_WORK REQUIRED:_
Please print the data that follows, keeping every line exact.
_____
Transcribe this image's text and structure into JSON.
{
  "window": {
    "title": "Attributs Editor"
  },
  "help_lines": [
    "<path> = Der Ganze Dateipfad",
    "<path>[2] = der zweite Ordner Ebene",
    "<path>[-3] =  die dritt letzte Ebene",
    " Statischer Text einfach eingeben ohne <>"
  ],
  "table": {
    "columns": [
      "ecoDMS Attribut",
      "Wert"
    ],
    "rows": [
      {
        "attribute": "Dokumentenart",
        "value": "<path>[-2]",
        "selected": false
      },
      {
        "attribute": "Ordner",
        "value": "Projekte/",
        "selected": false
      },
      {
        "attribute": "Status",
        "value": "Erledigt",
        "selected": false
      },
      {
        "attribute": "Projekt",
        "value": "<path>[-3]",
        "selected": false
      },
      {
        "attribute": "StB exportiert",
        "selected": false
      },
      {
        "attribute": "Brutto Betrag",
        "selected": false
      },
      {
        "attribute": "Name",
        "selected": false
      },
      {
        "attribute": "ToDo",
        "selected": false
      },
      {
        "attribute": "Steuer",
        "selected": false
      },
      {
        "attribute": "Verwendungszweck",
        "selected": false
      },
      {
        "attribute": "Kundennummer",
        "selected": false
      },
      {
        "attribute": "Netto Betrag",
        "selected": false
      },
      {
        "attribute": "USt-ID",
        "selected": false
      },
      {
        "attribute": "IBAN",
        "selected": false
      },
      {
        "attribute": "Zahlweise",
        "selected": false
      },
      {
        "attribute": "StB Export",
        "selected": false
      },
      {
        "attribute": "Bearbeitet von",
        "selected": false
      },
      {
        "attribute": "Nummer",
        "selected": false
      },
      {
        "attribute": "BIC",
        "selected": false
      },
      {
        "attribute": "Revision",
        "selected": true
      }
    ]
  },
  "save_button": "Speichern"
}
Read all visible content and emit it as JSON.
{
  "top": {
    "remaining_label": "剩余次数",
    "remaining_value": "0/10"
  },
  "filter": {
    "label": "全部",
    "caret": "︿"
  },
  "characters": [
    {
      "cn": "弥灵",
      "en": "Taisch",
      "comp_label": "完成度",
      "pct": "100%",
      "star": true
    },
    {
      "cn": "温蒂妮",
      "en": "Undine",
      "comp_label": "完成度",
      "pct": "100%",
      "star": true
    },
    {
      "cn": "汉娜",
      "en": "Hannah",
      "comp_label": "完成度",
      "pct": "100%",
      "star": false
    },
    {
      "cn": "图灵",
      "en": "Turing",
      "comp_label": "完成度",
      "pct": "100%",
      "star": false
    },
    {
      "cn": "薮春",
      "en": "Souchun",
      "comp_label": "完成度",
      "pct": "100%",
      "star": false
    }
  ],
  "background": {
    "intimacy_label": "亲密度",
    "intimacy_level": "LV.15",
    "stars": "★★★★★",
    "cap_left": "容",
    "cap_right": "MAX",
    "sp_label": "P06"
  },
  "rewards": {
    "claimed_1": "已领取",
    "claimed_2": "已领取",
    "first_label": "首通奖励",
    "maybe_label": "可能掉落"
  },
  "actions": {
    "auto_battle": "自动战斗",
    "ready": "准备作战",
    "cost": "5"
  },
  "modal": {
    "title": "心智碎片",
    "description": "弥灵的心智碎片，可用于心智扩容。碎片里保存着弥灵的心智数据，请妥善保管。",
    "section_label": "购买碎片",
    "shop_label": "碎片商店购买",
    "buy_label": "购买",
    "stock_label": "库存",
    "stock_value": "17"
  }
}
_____
_RESULT:_
Transcribe this image's text and structure into JSON.
{
  "window": {
    "title": "Attributs Editor"
  },
  "help_lines": [
    "<path> = Der Ganze Dateipfad",
    "<path>[2] = der zweite Ordner Ebene",
    "<path>[-3] =  die dritt letzte Ebene",
    " Statischer Text einfach eingeben ohne <>"
  ],
  "table": {
    "columns": [
      "ecoDMS Attribut",
      "Wert"
    ],
    "rows": [
      {
        "attribute": "Dokumentenart",
        "value": "<path>[-2]",
        "selected": false
      },
      {
        "attribute": "Ordner",
        "value": "Projekte/",
        "selected": false
      },
      {
        "attribute": "Status",
        "value": "Erledigt",
        "selected": false
      },
      {
        "attribute": "Projekt",
        "value": "<path>[-3]",
        "selected": false
      },
      {
        "attribute": "StB exportiert",
        "selected": false
      },
      {
        "attribute": "Brutto Betrag",
        "selected": false
      },
      {
        "attribute": "Name",
        "selected": false
      },
      {
        "attribute": "ToDo",
        "selected": false
      },
      {
        "attribute": "Steuer",
        "selected": false
      },
      {
        "attribute": "Verwendungszweck",
        "selected": false
      },
      {
        "attribute": "Kundennummer",
        "selected": false
      },
      {
        "attribute": "Netto Betrag",
        "selected": false
      },
      {
        "attribute": "USt-ID",
        "selected": false
      },
      {
        "attribute": "IBAN",
        "selected": false
      },
      {
        "attribute": "Zahlweise",
        "selected": false
      },
      {
        "attribute": "StB Export",
        "selected": false
      },
      {
        "attribute": "Bearbeitet von",
        "selected": false
      },
      {
        "attribute": "Nummer",
        "selected": false
      },
      {
        "attribute": "BIC",
        "selected": false
      },
      {
        "attribute": "Revision",
        "selected": true
      }
    ]
  },
  "save_button": "Speichern"
}
Read all visible content and emit it as JSON.
{
  "top": {
    "remaining_label": "剩余次数",
    "remaining_value": "0/10"
  },
  "filter": {
    "label": "全部",
    "caret": "︿"
  },
  "characters": [
    {
      "cn": "弥灵",
      "en": "Taisch",
      "comp_label": "完成度",
      "pct": "100%",
      "star": true
    },
    {
      "cn": "温蒂妮",
      "en": "Undine",
      "comp_label": "完成度",
      "pct": "100%",
      "star": true
    },
    {
      "cn": "汉娜",
      "en": "Hannah",
      "comp_label": "完成度",
      "pct": "100%",
      "star": false
    },
    {
      "cn": "图灵",
      "en": "Turing",
      "comp_label": "完成度",
      "pct": "100%",
      "star": false
    },
    {
      "cn": "薮春",
      "en": "Souchun",
      "comp_label": "完成度",
      "pct": "100%",
      "star": false
    }
  ],
  "background": {
    "intimacy_label": "亲密度",
    "intimacy_level": "LV.15",
    "stars": "★★★★★",
    "cap_left": "容",
    "cap_right": "MAX",
    "sp_label": "P06"
  },
  "rewards": {
    "claimed_1": "已领取",
    "claimed_2": "已领取",
    "first_label": "首通奖励",
    "maybe_label": "可能掉落"
  },
  "actions": {
    "auto_battle": "自动战斗",
    "ready": "准备作战",
    "cost": "5"
  },
  "modal": {
    "title": "心智碎片",
    "description": "弥灵的心智碎片，可用于心智扩容。碎片里保存着弥灵的心智数据，请妥善保管。",
    "section_label": "购买碎片",
    "shop_label": "碎片商店购买",
    "buy_label": "购买",
    "stock_label": "库存",
    "stock_value": "17"
  }
}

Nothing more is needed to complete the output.